DATA SECTION: Begin

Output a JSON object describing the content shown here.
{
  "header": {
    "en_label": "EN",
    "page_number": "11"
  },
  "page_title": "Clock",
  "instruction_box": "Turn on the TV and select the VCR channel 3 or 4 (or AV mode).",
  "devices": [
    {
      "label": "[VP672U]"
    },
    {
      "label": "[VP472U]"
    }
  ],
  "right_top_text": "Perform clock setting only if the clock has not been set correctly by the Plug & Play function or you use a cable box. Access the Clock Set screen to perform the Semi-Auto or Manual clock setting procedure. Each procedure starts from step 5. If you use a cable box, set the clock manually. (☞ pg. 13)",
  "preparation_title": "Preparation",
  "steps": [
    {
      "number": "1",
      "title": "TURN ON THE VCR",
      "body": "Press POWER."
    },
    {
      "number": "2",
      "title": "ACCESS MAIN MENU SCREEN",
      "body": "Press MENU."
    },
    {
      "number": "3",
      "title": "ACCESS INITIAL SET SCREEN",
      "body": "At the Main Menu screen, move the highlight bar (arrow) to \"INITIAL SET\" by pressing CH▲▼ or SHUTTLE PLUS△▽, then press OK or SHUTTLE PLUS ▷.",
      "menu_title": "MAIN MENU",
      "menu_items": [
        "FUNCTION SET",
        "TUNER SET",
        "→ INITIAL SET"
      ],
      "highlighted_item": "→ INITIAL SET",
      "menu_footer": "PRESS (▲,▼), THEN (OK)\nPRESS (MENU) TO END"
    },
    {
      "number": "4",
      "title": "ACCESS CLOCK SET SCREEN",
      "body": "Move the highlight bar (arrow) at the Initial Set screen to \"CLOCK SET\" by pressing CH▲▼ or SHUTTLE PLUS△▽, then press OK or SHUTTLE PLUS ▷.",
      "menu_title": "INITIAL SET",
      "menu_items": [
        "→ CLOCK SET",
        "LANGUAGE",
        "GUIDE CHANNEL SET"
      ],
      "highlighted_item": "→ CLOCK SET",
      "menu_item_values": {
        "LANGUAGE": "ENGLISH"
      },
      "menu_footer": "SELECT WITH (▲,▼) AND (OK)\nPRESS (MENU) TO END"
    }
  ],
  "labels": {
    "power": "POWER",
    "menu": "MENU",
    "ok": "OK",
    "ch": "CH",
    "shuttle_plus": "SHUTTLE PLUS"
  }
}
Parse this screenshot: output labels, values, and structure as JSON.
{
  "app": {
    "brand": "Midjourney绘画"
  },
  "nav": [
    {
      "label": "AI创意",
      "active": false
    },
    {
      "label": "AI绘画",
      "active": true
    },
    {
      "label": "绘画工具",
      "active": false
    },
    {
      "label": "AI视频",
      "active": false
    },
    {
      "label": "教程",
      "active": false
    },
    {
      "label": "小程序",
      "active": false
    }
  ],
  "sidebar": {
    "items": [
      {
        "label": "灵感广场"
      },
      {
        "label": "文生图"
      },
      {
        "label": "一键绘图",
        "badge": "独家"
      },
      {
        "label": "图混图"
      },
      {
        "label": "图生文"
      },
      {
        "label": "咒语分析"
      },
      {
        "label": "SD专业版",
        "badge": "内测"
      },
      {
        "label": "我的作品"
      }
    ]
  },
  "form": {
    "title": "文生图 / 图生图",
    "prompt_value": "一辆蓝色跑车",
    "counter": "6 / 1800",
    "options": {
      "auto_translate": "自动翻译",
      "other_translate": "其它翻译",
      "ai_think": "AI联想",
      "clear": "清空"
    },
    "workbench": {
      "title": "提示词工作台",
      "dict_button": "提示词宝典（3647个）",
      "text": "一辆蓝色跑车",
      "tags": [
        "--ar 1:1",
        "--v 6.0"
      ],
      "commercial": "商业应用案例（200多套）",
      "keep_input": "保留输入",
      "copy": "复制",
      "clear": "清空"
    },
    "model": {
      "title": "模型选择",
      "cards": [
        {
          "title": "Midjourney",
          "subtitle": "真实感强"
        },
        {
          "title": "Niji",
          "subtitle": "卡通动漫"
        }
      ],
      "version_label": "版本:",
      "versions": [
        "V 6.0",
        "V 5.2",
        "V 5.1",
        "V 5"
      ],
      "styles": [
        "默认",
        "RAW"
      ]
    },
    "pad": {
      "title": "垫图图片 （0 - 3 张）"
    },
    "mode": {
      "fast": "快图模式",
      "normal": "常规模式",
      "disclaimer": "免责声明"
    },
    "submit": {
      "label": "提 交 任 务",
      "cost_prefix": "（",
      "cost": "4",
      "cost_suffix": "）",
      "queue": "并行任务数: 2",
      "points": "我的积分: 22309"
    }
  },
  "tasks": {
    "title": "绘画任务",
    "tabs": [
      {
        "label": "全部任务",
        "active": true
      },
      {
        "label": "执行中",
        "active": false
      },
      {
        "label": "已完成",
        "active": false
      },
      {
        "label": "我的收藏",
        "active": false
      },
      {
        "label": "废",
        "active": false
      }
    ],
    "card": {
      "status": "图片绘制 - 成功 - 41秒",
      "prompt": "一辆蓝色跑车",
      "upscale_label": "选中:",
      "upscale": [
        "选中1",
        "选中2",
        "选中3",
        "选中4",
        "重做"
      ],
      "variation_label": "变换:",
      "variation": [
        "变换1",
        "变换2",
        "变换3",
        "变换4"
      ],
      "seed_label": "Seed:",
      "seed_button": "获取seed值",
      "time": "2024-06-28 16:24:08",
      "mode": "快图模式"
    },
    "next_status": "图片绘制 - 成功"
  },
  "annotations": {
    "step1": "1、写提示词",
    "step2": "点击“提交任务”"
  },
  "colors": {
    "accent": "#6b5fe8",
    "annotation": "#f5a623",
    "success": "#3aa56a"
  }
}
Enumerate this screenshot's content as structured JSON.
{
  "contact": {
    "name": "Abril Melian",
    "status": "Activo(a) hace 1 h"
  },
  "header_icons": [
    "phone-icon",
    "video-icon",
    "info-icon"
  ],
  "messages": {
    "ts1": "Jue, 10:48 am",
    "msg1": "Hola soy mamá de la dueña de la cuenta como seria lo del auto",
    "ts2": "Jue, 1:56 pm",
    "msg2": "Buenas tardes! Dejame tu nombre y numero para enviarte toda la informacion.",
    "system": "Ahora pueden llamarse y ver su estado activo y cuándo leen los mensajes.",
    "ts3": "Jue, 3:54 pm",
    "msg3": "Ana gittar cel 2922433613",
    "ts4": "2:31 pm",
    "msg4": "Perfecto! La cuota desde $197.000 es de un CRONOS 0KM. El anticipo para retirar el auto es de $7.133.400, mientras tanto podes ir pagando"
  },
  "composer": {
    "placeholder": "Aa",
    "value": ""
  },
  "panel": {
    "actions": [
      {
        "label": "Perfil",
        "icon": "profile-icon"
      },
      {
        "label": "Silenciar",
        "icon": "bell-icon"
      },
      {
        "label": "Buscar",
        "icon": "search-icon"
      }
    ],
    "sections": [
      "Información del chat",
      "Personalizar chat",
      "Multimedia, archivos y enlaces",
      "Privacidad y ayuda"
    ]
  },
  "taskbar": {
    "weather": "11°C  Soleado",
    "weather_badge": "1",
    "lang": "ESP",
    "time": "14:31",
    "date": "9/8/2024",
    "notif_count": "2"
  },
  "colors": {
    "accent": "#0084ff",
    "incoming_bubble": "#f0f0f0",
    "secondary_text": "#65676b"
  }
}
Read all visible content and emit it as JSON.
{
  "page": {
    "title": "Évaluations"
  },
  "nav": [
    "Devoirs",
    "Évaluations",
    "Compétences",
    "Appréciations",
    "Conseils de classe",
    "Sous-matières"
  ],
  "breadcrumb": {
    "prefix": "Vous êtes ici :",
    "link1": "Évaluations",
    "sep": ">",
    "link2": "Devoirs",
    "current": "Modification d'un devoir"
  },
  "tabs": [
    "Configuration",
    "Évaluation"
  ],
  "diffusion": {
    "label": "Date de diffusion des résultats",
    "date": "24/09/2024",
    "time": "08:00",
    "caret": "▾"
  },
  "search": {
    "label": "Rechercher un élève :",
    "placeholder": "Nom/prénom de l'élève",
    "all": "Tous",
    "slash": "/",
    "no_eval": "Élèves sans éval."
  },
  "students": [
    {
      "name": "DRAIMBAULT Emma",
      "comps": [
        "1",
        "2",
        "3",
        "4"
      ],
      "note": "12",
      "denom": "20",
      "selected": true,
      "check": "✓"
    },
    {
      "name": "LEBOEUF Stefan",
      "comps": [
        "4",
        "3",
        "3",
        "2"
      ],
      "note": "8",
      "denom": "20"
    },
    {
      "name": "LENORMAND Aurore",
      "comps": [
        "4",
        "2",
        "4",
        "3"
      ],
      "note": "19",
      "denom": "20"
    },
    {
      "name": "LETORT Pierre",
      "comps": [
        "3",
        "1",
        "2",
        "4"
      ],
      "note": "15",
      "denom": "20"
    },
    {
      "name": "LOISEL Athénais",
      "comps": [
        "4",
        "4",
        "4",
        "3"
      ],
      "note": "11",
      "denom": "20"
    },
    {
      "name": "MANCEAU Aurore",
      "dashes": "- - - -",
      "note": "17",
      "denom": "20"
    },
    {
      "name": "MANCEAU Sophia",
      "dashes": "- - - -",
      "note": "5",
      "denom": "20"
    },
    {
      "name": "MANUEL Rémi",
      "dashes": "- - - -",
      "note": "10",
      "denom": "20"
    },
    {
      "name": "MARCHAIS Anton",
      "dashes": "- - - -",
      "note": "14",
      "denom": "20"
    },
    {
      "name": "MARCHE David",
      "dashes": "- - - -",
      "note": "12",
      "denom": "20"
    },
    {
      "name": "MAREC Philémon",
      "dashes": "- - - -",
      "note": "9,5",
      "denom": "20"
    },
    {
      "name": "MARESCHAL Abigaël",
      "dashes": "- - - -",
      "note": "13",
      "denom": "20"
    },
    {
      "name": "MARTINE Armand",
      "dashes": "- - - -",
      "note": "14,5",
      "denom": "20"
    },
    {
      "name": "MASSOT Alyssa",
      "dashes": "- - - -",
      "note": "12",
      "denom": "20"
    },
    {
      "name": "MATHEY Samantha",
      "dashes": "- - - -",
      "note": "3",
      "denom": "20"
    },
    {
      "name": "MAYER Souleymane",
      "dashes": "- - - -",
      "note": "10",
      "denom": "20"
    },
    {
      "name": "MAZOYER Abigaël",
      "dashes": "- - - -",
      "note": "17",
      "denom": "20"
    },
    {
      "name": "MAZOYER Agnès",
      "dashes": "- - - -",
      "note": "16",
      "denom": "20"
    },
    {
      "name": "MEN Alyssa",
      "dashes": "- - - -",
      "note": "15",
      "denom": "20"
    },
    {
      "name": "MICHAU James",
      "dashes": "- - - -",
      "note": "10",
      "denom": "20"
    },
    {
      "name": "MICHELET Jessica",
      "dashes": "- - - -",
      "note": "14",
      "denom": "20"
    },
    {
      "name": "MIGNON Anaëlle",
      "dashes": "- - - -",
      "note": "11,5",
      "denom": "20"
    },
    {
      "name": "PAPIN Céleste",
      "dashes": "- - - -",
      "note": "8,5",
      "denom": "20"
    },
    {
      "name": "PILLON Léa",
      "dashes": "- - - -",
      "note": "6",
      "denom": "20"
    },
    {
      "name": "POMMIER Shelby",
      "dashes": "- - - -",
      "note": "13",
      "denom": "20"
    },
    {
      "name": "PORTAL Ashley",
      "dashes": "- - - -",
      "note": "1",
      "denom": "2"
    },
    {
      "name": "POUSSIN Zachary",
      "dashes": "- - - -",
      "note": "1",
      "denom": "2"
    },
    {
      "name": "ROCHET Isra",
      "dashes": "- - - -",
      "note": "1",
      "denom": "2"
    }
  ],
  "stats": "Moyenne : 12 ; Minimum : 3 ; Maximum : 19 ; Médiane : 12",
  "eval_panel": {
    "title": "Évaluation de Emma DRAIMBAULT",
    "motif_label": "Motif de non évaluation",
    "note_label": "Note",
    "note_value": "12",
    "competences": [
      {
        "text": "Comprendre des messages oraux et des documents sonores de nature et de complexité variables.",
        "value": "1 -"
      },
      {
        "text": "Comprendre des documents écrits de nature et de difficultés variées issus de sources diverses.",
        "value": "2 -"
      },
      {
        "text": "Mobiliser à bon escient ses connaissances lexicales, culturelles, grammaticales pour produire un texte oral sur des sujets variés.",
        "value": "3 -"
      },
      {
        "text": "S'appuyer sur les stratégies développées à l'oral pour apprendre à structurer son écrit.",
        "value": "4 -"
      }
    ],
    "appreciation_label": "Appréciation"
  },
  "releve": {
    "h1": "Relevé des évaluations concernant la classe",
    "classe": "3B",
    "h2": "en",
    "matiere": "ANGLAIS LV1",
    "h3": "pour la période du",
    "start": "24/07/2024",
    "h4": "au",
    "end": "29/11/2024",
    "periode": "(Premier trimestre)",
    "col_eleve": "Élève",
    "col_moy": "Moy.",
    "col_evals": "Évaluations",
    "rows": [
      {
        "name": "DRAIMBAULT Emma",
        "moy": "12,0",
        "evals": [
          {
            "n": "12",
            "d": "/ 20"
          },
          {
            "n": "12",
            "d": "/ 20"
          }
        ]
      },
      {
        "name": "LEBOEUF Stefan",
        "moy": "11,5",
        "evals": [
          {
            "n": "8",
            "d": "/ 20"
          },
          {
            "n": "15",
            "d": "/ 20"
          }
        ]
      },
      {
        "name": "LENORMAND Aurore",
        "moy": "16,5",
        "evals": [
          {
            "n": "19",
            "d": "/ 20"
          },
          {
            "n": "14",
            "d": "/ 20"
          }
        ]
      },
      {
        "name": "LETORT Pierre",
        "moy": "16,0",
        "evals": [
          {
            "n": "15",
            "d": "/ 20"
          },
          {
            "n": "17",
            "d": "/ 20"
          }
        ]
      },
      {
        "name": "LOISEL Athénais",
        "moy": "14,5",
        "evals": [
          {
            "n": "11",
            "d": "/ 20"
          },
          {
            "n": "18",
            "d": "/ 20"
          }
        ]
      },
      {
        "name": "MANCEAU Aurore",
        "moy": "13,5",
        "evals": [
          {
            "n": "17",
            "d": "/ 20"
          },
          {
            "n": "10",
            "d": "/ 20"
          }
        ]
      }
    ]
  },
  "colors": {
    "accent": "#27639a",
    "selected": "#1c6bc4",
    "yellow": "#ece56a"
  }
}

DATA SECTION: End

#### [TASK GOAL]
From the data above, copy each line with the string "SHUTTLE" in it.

#### [OUTPUT]
      "body": "At the Main Menu screen, move the highlight bar (arrow) to \"INITIAL SET\" by pressing CH▲▼ or SHUTTLE PLUS△▽, then press OK or SHUTTLE PLUS ▷.",
      "body": "Move the highlight bar (arrow) at the Initial Set screen to \"CLOCK SET\" by pressing CH▲▼ or SHUTTLE PLUS△▽, then press OK or SHUTTLE PLUS ▷.",
    "shuttle_plus": "SHUTTLE PLUS"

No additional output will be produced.